Obama's speech at a senior citizens' center in the Washington suburb of Wheaton, Maryland, was one of many events around the country to tout the overhaul's advantages for older Americans.

They are considered an essential voting bloc because they show up reliably at the polls on Election Day, and polls show many are nervous about what the new law will do to Medicare, their government health insurance.

"Your guaranteed benefits will not change. Eligibility won't change. Medicare will continue to cover your costs the way it always has. If you like your doctor, you can keep your doctor," Obama told the crowd of about 200 retirees before taking questions at the event and by telephone.

Obama and his fellow Democrats in Congress pushed through healthcare reform, his White House's biggest legislative success, in March, after months of bitter partisan wrangling with Republicans, who say the plan is too expensive and an unwarranted government intrusion into a private industry.

Senate Republican leader Mitch McConnell dismissed Obama's renewed health care push as "this major P.R. campaign to try to make something that's immensely unpopular popular."

He said, "And I assume all this is designed to occur before the November election."


Obama took aim at the opposition, who he said have spread "nasty rumors" and misinformation to scare older Americans.

"The death panels, remember those?" he asked, referring to charges from some Republicans during his push to pass the healthcare law that the program would include panels to determine whether the sick and elderly should receive care or be left to die.

"You have an entire party out there that is running on a platform of repeal. They want to roll back all these reform efforts," Obama said.

The event was timed to come before the first mailing on Thursday of $250 rebate checks to help the elderly pay for medications, one of the most popular provisions of the plan, which Obama signed into law in March.

At least 20 of the 50 U.S. states have joined a lawsuit seeking to overturn the sweeping reform of the $2.5 trillion U.S. healthcare system.

The states behind the suit, most with Republican attorneys general, claim the healthcare overhaul violates state government rights in the U.S. Constitution and will force massive new spending on hard-pressed state governments.

Obama told the audience that his plan would cut costs and included provisions to cut wasteful spending, and would not bankrupt Medicare and Medicaid insurance programs.
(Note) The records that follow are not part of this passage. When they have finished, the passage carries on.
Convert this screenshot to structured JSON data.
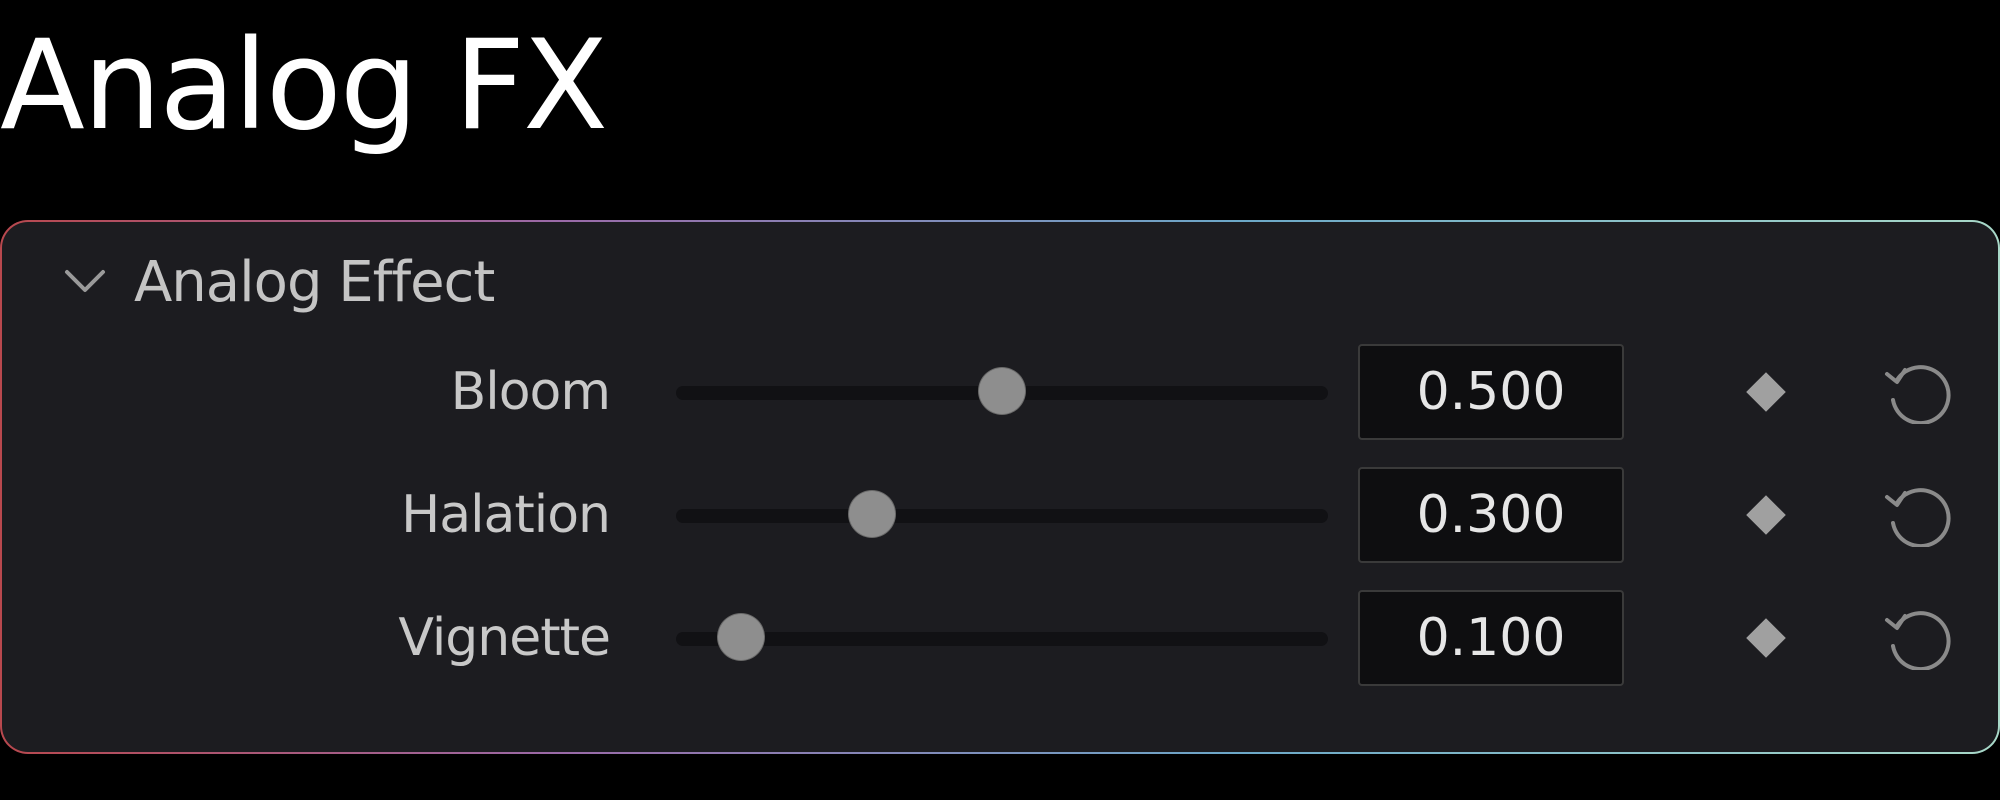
{
  "page": {
    "title": "Analog FX"
  },
  "panel": {
    "header": {
      "label": "Analog Effect",
      "expanded": true,
      "chevron_icon": "chevron-down-icon"
    },
    "params": [
      {
        "label": "Bloom",
        "value": "0.500",
        "slider_fraction": 0.5
      },
      {
        "label": "Halation",
        "value": "0.300",
        "slider_fraction": 0.3
      },
      {
        "label": "Vignette",
        "value": "0.100",
        "slider_fraction": 0.1
      }
    ],
    "row_icons": {
      "keyframe": "diamond-keyframe-icon",
      "reset": "reset-icon"
    }
  },
  "colors": {
    "background": "#000000",
    "panel": "#1c1c20",
    "thumb": "#8e8e8e",
    "icon": "#9a9a9a"
  }
}
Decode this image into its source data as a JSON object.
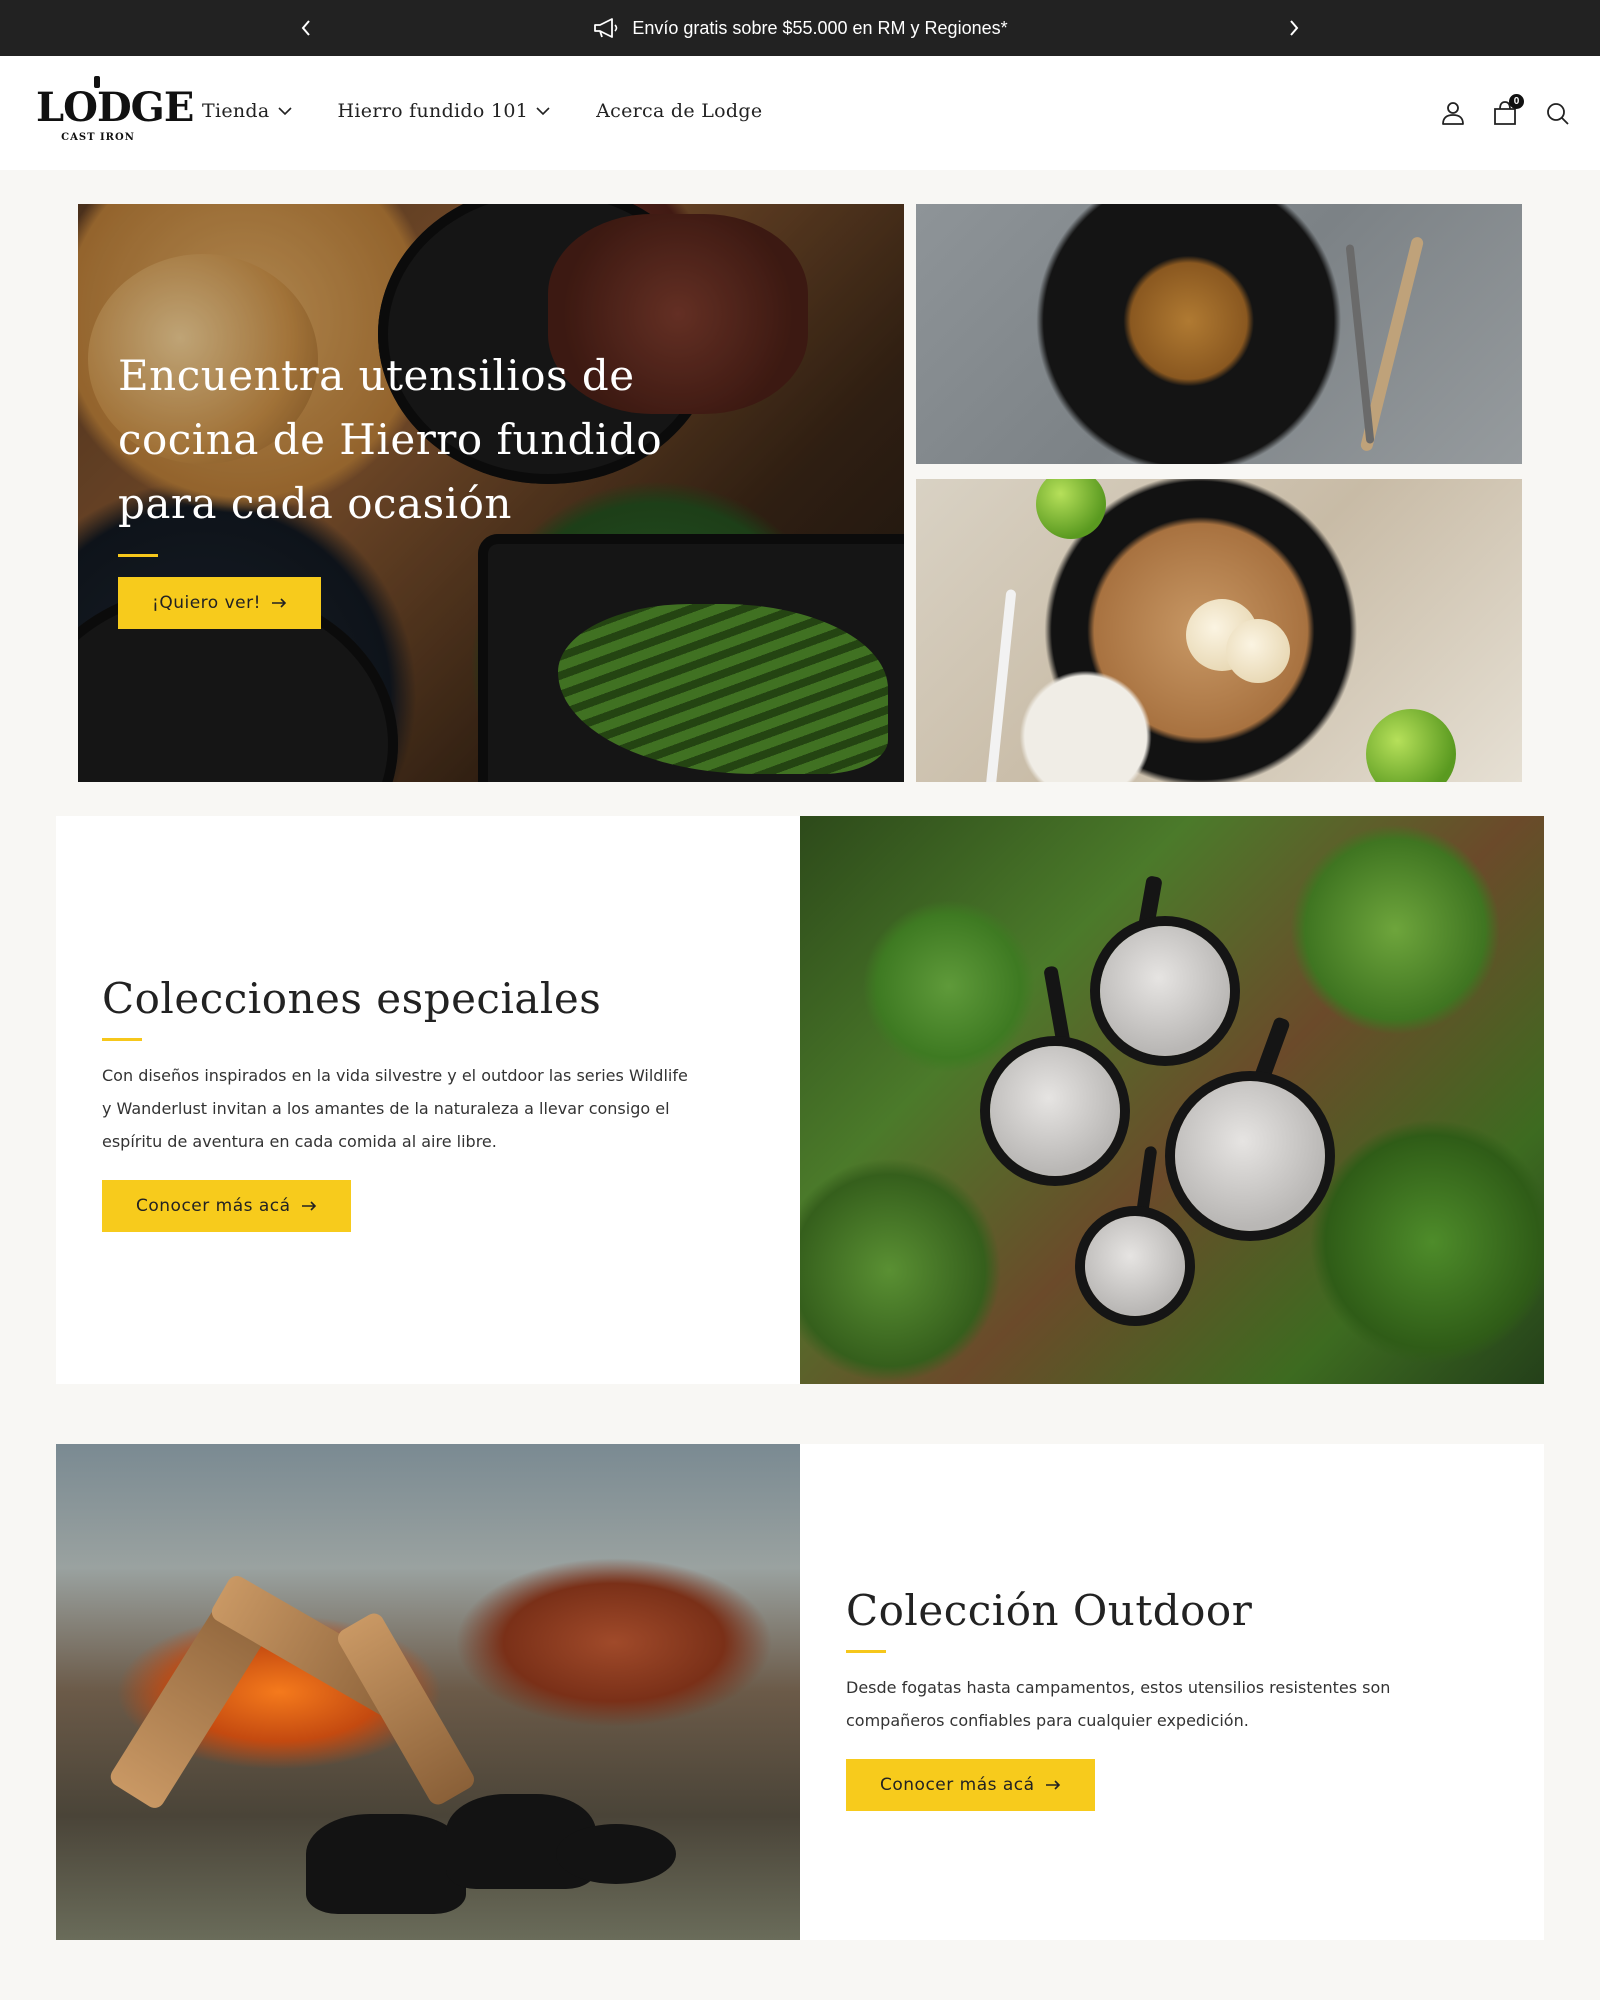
{
  "announcement": {
    "text": "Envío gratis sobre $55.000 en RM y Regiones*",
    "icon": "megaphone-icon"
  },
  "header": {
    "logo_text": "LODGE",
    "logo_subtext": "CAST IRON",
    "nav": [
      {
        "label": "Tienda",
        "has_dropdown": true
      },
      {
        "label": "Hierro fundido 101",
        "has_dropdown": true
      },
      {
        "label": "Acerca de Lodge",
        "has_dropdown": false
      }
    ],
    "cart_count": "0"
  },
  "hero": {
    "title": "Encuentra utensilios de cocina de Hierro fundido para cada ocasión",
    "button_label": "¡Quiero ver!"
  },
  "special_collections": {
    "title": "Colecciones especiales",
    "body": "Con diseños inspirados en la vida silvestre y el outdoor las series Wildlife y Wanderlust invitan a los amantes de la naturaleza a llevar consigo el espíritu de aventura en cada comida al aire libre.",
    "button_label": "Conocer más acá"
  },
  "outdoor_collection": {
    "title": "Colección Outdoor",
    "body": "Desde fogatas hasta campamentos, estos utensilios resistentes son compañeros confiables para cualquier expedición.",
    "button_label": "Conocer más acá"
  },
  "colors": {
    "accent": "#f7cb1c",
    "topbar": "#222222",
    "page_bg": "#f8f7f4"
  }
}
Obama also announced new programs to fight Medicare fraud, in another effort to appeal to those older than 65.


The New York Times: Happiness Comes With Age

Whoever said being old was miserable was full of it, and there's a study to prove it. The New York Times published an article ("Happiness May Come With Age, Study Says") about a recent Gallup poll survey that came to a surprising conclusion about the correlation between age and level of happiness. The Conclusion? Despite the aches, pains and difficulties we associate with growing old, as people age they actually get happier. Good news, huh?

According to the article:
The survey, covered more than 340,000 people nationwide, ages 18 to 85, asking various questions about age and sex, current events, personal finances, health and other matters.

The survey also asked about “global well-being” by having each person rank overall life satisfaction on a 10-point scale, an assessment many people may make from time to time, if not in a strictly formalized way.

The results, published online May 17 in the Proceedings of the National Academy of Sciences, were good news for old people, and for those who are getting old. On the global measure, people start out at age 18 feeling pretty good about themselves, and then, apparently, life begins to throw curve balls. They feel worse and worse until they hit 50. At that point, there is a sharp reversal, and people keep getting happier as they age. By the time they are 85, they are even more satisfied with themselves than they were at 18.
Well, well, isn't that wonderful news! The article takes stabs at why this late-in-life increase in happiness might be: environmental changes, paradigm shifts or, perhaps, changes in brain chemistry. That all sounds reasonable, but here's my guess: good ole retirement! For the entire article, click here.